The links between streamflow and forests are poorly understood. Processes operating in the hydrosphere, bioshpere, and geosphere interact at multiple scales to determine the structure, function and health of terrestrial ecosystems. Although numerous studies have examined soil hydrologic processes, vegetation function, and micro-climate independently, investigating the feedbacks among these core areas has only recently become a research priority. Fundamental questions of forests' effect on the hydrologic cycle remain unanswered: At what depth do trees access soil moisture? To what extent does transpiration affect streamflow? Why do some vegetation processes seem tightly coupled to climate, whereas, streamflow dynamics are dominated by threshold behavior? Detailed process-based studies that explore the interface between plant physiological function and watershed flowpaths and dynamics have not widely been attempted. However, these studies are fundamental to how the subsurface reservoir is viewed by hydrologists and ecologists alike. The CU Ecohydrology lab investigates the links bewteen forests, soil water, and streamflow in a water resources context. We use field sampling, stable isotope techniques, and spatial modeling to advance our ecohydrological understanding.
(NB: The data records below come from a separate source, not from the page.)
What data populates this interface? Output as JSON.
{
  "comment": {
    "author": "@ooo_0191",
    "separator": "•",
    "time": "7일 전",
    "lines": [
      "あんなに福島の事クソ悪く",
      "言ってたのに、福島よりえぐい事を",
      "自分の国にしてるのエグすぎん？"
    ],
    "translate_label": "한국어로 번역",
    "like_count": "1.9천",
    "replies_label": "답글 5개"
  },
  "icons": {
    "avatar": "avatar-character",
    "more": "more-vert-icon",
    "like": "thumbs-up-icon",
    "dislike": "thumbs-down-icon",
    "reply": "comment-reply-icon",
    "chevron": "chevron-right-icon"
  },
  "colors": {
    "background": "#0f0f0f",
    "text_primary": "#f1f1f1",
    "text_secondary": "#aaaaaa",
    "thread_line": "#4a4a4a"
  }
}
Our lab supports broadening participation of underrepresented and underserved groups in science. Dr. Barnard serves as a science mentor for the NSF-funded UNAVCO Research Experience in Solid Earth Science for Students (RESESS) and as a program and meeting mentor for the Minorities Striving and Pursuing Higher Degrees (MSPHDs) program.
Funded Research Projects:
2015-2018: Collaborative Research: From Roots to Rock - Linking Evapotranspiration and Groundwater Fluxes in the Critical Zone, National Science Foundation, Hydrologic Sciences Program, $454,097, Barnard - PI. In collaboration with Dr. Kamini Singha at Colorado School of Mines.
2014-2017: Collaborative Research: Planning And Land Management in Tropical Ecosystem; Complexities of land-use and hydrology coupling in the Panama Canal Watershed, National Science Foundation, Water Sustainability and Climate Program, $2.8M, Barnard - PI. In collaboration with University of Wyoming (lead institution) and Smithsonian Tropical Research Institute.
2011-2015: Carbon-Water Cycling in the Critical Zone: Understanding Ecosystem Process Variability Across Complex Terrain, U.S. Department of Energy Terrestrial Ecosystem Science Program, $647,020, Barnard - PI.